On the day the defense filed its double jeopardy motion, the prosecution team, made up of lead prosecutor Assistant U.S. Attorney Brandon Fox, along with Assistant U.S. Attorneys Lizabeth Rhodes, and Eddie Jauregui, filed a motion to force Baca to stop wearing his sheriff’s star lapel pin, which is about the size of a quarter. Along with the request that Anderson legally yank the mini-star off the former sheriff’s lapel, the prosecution wants the defense to be prevented from using other strategies not directly related to the charges at hand to shore up Baca’s good guy image.
Here’s the deal:
Throughout his initial trial, wrote the prosecution, defendant Baca “attempted to portray himself as a law-abiding reformer” using “impermissible means.”
According to the government, the former sheriff “essentially testified” without ever taking the witness stand or “being subjected to cross examination.” He did so, they wrote, by wearing that shiny little pin shaped like a smaller version of the Los Angeles County Sheriff’s star each day of trial. “In doing so,” the government wrote, Baca “attempted to cloak himself with the credibility, authority and support of the Sheriff’s Department,” despite stepping down from that position some years ago—and despite leaving under the cloud of growing criticism and scandal.
“The potential prejudice [of the pin],” wrote the government, “was exacerbated by defendant calling a witness wearing the same pin to testify about defendant’s law-abiding character, and by his supporters wearing similar pins while seated in the gallery….”
The star, the prosecution maintained, supported defense attorney Hochman’s “messaging throughout trial” that Baca was honorable and law-abiding and represented the ‘core values’ of the Sheriff’s Department, and that this case was simply a “clash” between the FBI and the LASD “instead of being about the obstruction of a federal grand jury investigation into civil rights abuse.”
The second part of the government’s motion pertains to what they describe as the defense’s use of a “prior good works” strategy, which portrayed the former sheriff as a reformer whose actions suggested he could not possibly have criminally interfered with the federal investigation in question.
Fox and company noted that Baca “spent a majority of his case and much of his cross-examination” on issues designed to foster the reformer image, such as presenting evidence that Baca

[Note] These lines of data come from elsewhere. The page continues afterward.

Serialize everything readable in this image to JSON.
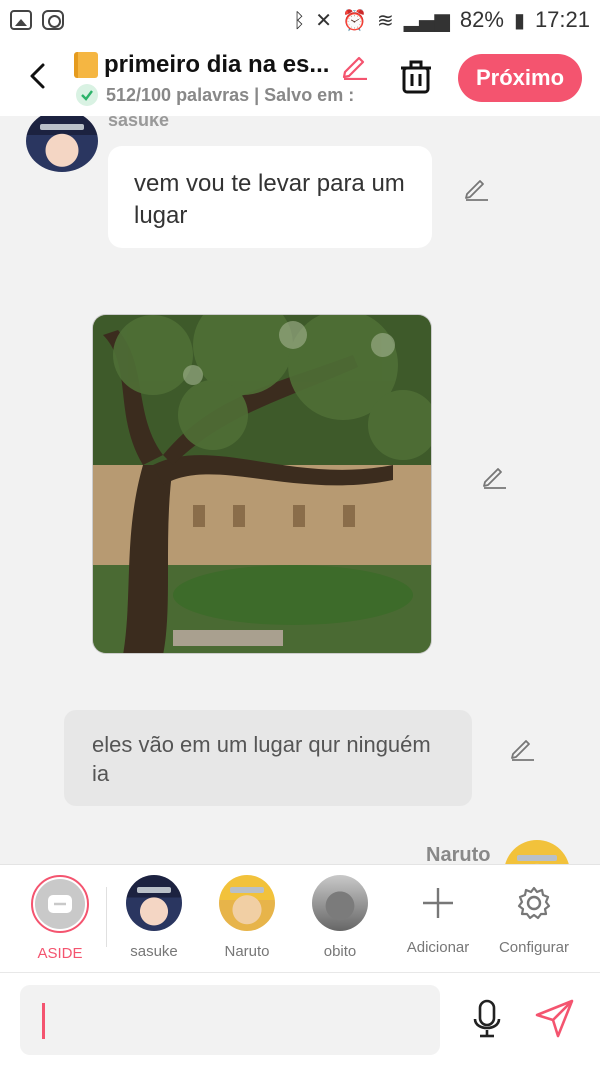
{
  "status_bar": {
    "battery_percent": "82%",
    "time": "17:21"
  },
  "header": {
    "title": "primeiro dia na es...",
    "subtitle": "512/100 palavras | Salvo em :",
    "next_label": "Próximo"
  },
  "chat": {
    "messages": [
      {
        "speaker": "sasuke",
        "text": "vem vou te levar para um lugar"
      },
      {
        "type": "image",
        "alt": "tree-courtyard-photo"
      },
      {
        "speaker": "aside",
        "text": "eles vão em um lugar qur ninguém ia"
      },
      {
        "speaker": "Naruto",
        "text": ""
      }
    ]
  },
  "characters": [
    {
      "label": "ASIDE"
    },
    {
      "label": "sasuke"
    },
    {
      "label": "Naruto"
    },
    {
      "label": "obito"
    },
    {
      "label": "Adicionar"
    },
    {
      "label": "Configurar"
    }
  ],
  "input": {
    "value": ""
  },
  "colors": {
    "accent": "#f4546f"
  },
  "icons": [
    "back-icon",
    "pencil-icon",
    "trash-icon",
    "check-icon",
    "microphone-icon",
    "send-icon",
    "plus-icon",
    "gear-icon"
  ]
}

“had an associate” (namely former department member Paul Pietrantoni) teach “’wrestling
moves’ to deputies in 2009 and 2010” in order to reduce force in the jails. In addition, Hochman asserted that Baca “implemented an Office of Independent Review more than a decade before the federal investigation,” to help investigate any deputy wrongdoing. The defense also brought out in testimony, Baca’s pet program, Education Based Incarceration, and so on.

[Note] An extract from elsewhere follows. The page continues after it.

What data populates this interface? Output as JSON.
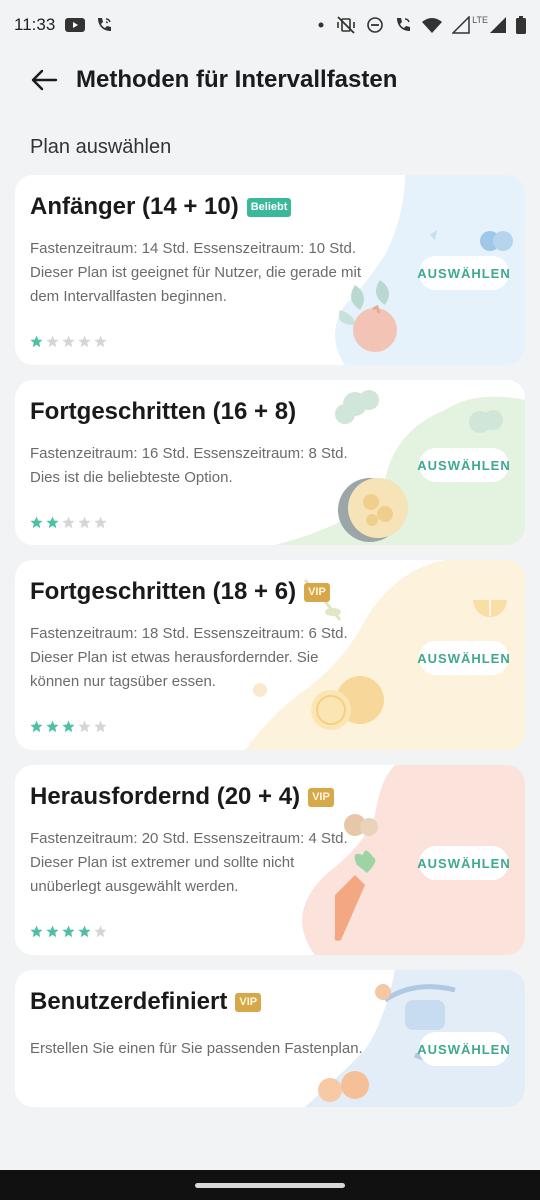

(Actually, the LA County Board of Supervisors, not the sheriff, ordered the formation of the OIR in 2001 to provide citizen oversight, but the jurors never knew that.)

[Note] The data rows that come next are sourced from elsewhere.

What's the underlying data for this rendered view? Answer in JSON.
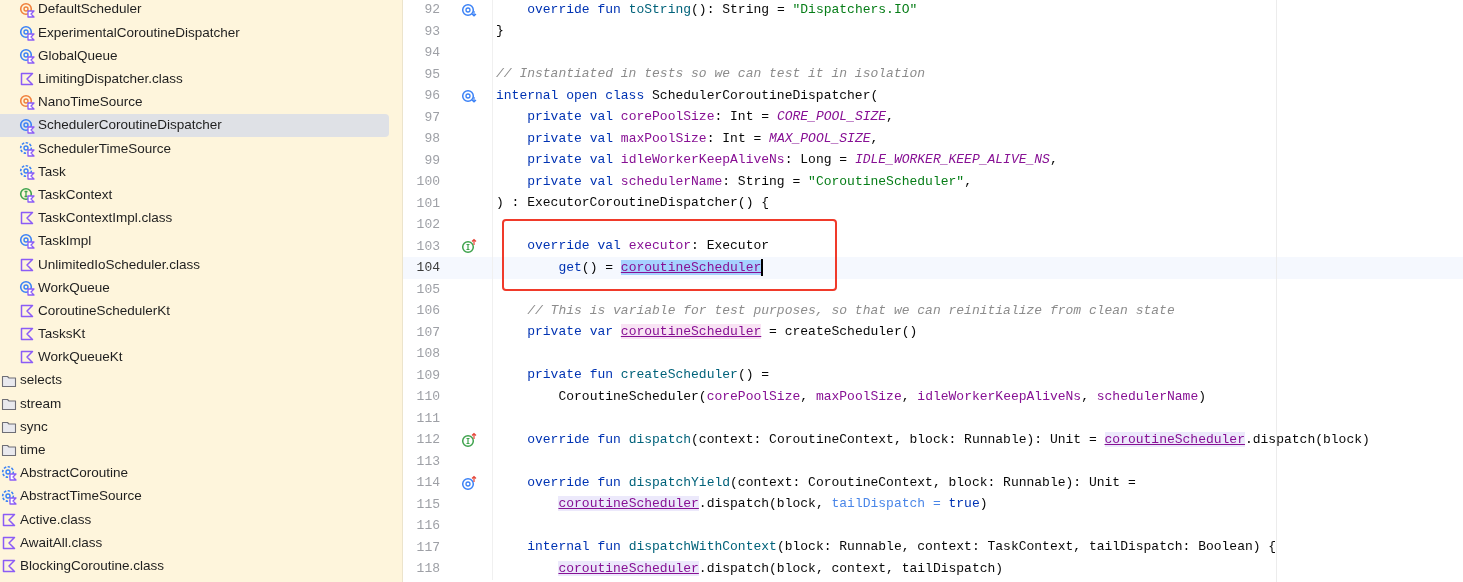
{
  "project_tree": {
    "scrolled_group": {
      "children": [
        {
          "label": "DefaultScheduler",
          "kind": "object",
          "selected": false
        },
        {
          "label": "ExperimentalCoroutineDispatcher",
          "kind": "class",
          "selected": false
        },
        {
          "label": "GlobalQueue",
          "kind": "class",
          "selected": false
        },
        {
          "label": "LimitingDispatcher.class",
          "kind": "kotlin-file",
          "selected": false
        },
        {
          "label": "NanoTimeSource",
          "kind": "object",
          "selected": false
        },
        {
          "label": "SchedulerCoroutineDispatcher",
          "kind": "class",
          "selected": true
        },
        {
          "label": "SchedulerTimeSource",
          "kind": "abstract",
          "selected": false
        },
        {
          "label": "Task",
          "kind": "abstract",
          "selected": false
        },
        {
          "label": "TaskContext",
          "kind": "interface",
          "selected": false
        },
        {
          "label": "TaskContextImpl.class",
          "kind": "kotlin-file",
          "selected": false
        },
        {
          "label": "TaskImpl",
          "kind": "class",
          "selected": false
        },
        {
          "label": "UnlimitedIoScheduler.class",
          "kind": "kotlin-file",
          "selected": false
        },
        {
          "label": "WorkQueue",
          "kind": "class",
          "selected": false
        },
        {
          "label": "CoroutineSchedulerKt",
          "kind": "kotlin-file",
          "selected": false
        },
        {
          "label": "TasksKt",
          "kind": "kotlin-file",
          "selected": false
        },
        {
          "label": "WorkQueueKt",
          "kind": "kotlin-file",
          "selected": false
        }
      ]
    },
    "items": [
      {
        "label": "selects",
        "kind": "folder",
        "selected": false
      },
      {
        "label": "stream",
        "kind": "folder",
        "selected": false
      },
      {
        "label": "sync",
        "kind": "folder",
        "selected": false
      },
      {
        "label": "time",
        "kind": "folder",
        "selected": false
      },
      {
        "label": "AbstractCoroutine",
        "kind": "abstract",
        "selected": false
      },
      {
        "label": "AbstractTimeSource",
        "kind": "abstract",
        "selected": false
      },
      {
        "label": "Active.class",
        "kind": "kotlin-file",
        "selected": false
      },
      {
        "label": "AwaitAll.class",
        "kind": "kotlin-file",
        "selected": false
      },
      {
        "label": "BlockingCoroutine.class",
        "kind": "kotlin-file",
        "selected": false
      }
    ]
  },
  "editor": {
    "lines": [
      {
        "number": "92",
        "gutter_mark": {
          "kind": "overridden"
        },
        "current": false,
        "tokens": [
          {
            "kind": "kw",
            "t": "    override fun "
          },
          {
            "kind": "fn",
            "t": "toString"
          },
          {
            "kind": "plain",
            "t": "(): String = "
          },
          {
            "kind": "str",
            "t": "\"Dispatchers.IO\""
          }
        ]
      },
      {
        "number": "93",
        "current": false,
        "tokens": [
          {
            "kind": "plain",
            "t": "}"
          }
        ]
      },
      {
        "number": "94",
        "current": false
      },
      {
        "number": "95",
        "current": false,
        "tokens": [
          {
            "kind": "comment",
            "t": "// Instantiated in tests so we can test it in isolation"
          }
        ]
      },
      {
        "number": "96",
        "gutter_mark": {
          "kind": "overridden"
        },
        "current": false,
        "tokens": [
          {
            "kind": "kw",
            "t": "internal open class "
          },
          {
            "kind": "plain",
            "t": "SchedulerCoroutineDispatcher("
          }
        ]
      },
      {
        "number": "97",
        "current": false,
        "tokens": [
          {
            "kind": "kw",
            "t": "    private val "
          },
          {
            "kind": "prop",
            "t": "corePoolSize"
          },
          {
            "kind": "plain",
            "t": ": Int = "
          },
          {
            "kind": "const",
            "t": "CORE_POOL_SIZE"
          },
          {
            "kind": "plain",
            "t": ","
          }
        ]
      },
      {
        "number": "98",
        "current": false,
        "tokens": [
          {
            "kind": "kw",
            "t": "    private val "
          },
          {
            "kind": "prop",
            "t": "maxPoolSize"
          },
          {
            "kind": "plain",
            "t": ": Int = "
          },
          {
            "kind": "const",
            "t": "MAX_POOL_SIZE"
          },
          {
            "kind": "plain",
            "t": ","
          }
        ]
      },
      {
        "number": "99",
        "current": false,
        "tokens": [
          {
            "kind": "kw",
            "t": "    private val "
          },
          {
            "kind": "prop",
            "t": "idleWorkerKeepAliveNs"
          },
          {
            "kind": "plain",
            "t": ": Long = "
          },
          {
            "kind": "const",
            "t": "IDLE_WORKER_KEEP_ALIVE_NS"
          },
          {
            "kind": "plain",
            "t": ","
          }
        ]
      },
      {
        "number": "100",
        "current": false,
        "tokens": [
          {
            "kind": "kw",
            "t": "    private val "
          },
          {
            "kind": "prop",
            "t": "schedulerName"
          },
          {
            "kind": "plain",
            "t": ": String = "
          },
          {
            "kind": "str",
            "t": "\"CoroutineScheduler\""
          },
          {
            "kind": "plain",
            "t": ","
          }
        ]
      },
      {
        "number": "101",
        "current": false,
        "tokens": [
          {
            "kind": "plain",
            "t": ") : ExecutorCoroutineDispatcher() {"
          }
        ]
      },
      {
        "number": "102",
        "current": false
      },
      {
        "number": "103",
        "gutter_mark": {
          "kind": "implements"
        },
        "current": false,
        "tokens": [
          {
            "kind": "kw",
            "t": "    override val "
          },
          {
            "kind": "prop",
            "t": "executor"
          },
          {
            "kind": "plain",
            "t": ": Executor"
          }
        ]
      },
      {
        "number": "104",
        "current": true,
        "caret": true,
        "tokens": [
          {
            "kind": "kw",
            "t": "        get"
          },
          {
            "kind": "plain",
            "t": "() = "
          },
          {
            "kind": "ref-selected",
            "t": "coroutineScheduler"
          }
        ]
      },
      {
        "number": "105",
        "current": false
      },
      {
        "number": "106",
        "current": false,
        "tokens": [
          {
            "kind": "comment",
            "t": "    // This is variable for test purposes, so that we can reinitialize from clean state"
          }
        ]
      },
      {
        "number": "107",
        "current": false,
        "tokens": [
          {
            "kind": "kw",
            "t": "    private var "
          },
          {
            "kind": "ref-write",
            "t": "coroutineScheduler"
          },
          {
            "kind": "plain",
            "t": " = createScheduler()"
          }
        ]
      },
      {
        "number": "108",
        "current": false
      },
      {
        "number": "109",
        "current": false,
        "tokens": [
          {
            "kind": "kw",
            "t": "    private fun "
          },
          {
            "kind": "fn",
            "t": "createScheduler"
          },
          {
            "kind": "plain",
            "t": "() ="
          }
        ]
      },
      {
        "number": "110",
        "current": false,
        "tokens": [
          {
            "kind": "plain",
            "t": "        CoroutineScheduler("
          },
          {
            "kind": "prop",
            "t": "corePoolSize"
          },
          {
            "kind": "plain",
            "t": ", "
          },
          {
            "kind": "prop",
            "t": "maxPoolSize"
          },
          {
            "kind": "plain",
            "t": ", "
          },
          {
            "kind": "prop",
            "t": "idleWorkerKeepAliveNs"
          },
          {
            "kind": "plain",
            "t": ", "
          },
          {
            "kind": "prop",
            "t": "schedulerName"
          },
          {
            "kind": "plain",
            "t": ")"
          }
        ]
      },
      {
        "number": "111",
        "current": false
      },
      {
        "number": "112",
        "gutter_mark": {
          "kind": "implements"
        },
        "current": false,
        "tokens": [
          {
            "kind": "kw",
            "t": "    override fun "
          },
          {
            "kind": "fn",
            "t": "dispatch"
          },
          {
            "kind": "plain",
            "t": "(context: CoroutineContext, block: Runnable): Unit = "
          },
          {
            "kind": "ref-read",
            "t": "coroutineScheduler"
          },
          {
            "kind": "plain",
            "t": ".dispatch(block)"
          }
        ]
      },
      {
        "number": "113",
        "current": false
      },
      {
        "number": "114",
        "gutter_mark": {
          "kind": "overrides"
        },
        "current": false,
        "tokens": [
          {
            "kind": "kw",
            "t": "    override fun "
          },
          {
            "kind": "fn",
            "t": "dispatchYield"
          },
          {
            "kind": "plain",
            "t": "(context: CoroutineContext, block: Runnable): Unit ="
          }
        ]
      },
      {
        "number": "115",
        "current": false,
        "tokens": [
          {
            "kind": "ref-read",
            "t": "        coroutineScheduler"
          },
          {
            "kind": "plain",
            "t": ".dispatch(block, "
          },
          {
            "kind": "named",
            "t": "tailDispatch = "
          },
          {
            "kind": "kw",
            "t": "true"
          },
          {
            "kind": "plain",
            "t": ")"
          }
        ]
      },
      {
        "number": "116",
        "current": false
      },
      {
        "number": "117",
        "current": false,
        "tokens": [
          {
            "kind": "kw",
            "t": "    internal fun "
          },
          {
            "kind": "fn",
            "t": "dispatchWithContext"
          },
          {
            "kind": "plain",
            "t": "(block: Runnable, context: TaskContext, tailDispatch: Boolean) {"
          }
        ]
      },
      {
        "number": "118",
        "current": false,
        "tokens": [
          {
            "kind": "ref-read",
            "t": "        coroutineScheduler"
          },
          {
            "kind": "plain",
            "t": ".dispatch(block, context, tailDispatch)"
          }
        ]
      }
    ]
  }
}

The government asks that, during round two, all this kind of testimony and evidence should properly be prohibited.
For its part, the prosecution stated that it will no longer call certain witnesses from the last trial such as the So Cal ACLU’s Peter Eliasberg, jail chaplain, Paulino Juarez- Ramirez, or former LASD Commander, Robert Olmsted, all of whom testified that Baca was aware of the abuse going on in his jail system, but ignored it. Yet those same witnesses unwittingly opened the door to the defense’s claims in cross examination that Baca was entirely proactive whenever problems in the jails surfaced. Post-mistrial interviews with jury members made clear that the “good works” theme had a strong influence on the jurors’ conclusions.
In the coming days and weeks the prosecution and the defense will reply to each other’s motions, plus any additional motions, and eventually Anderson will rule.
So stay tuned.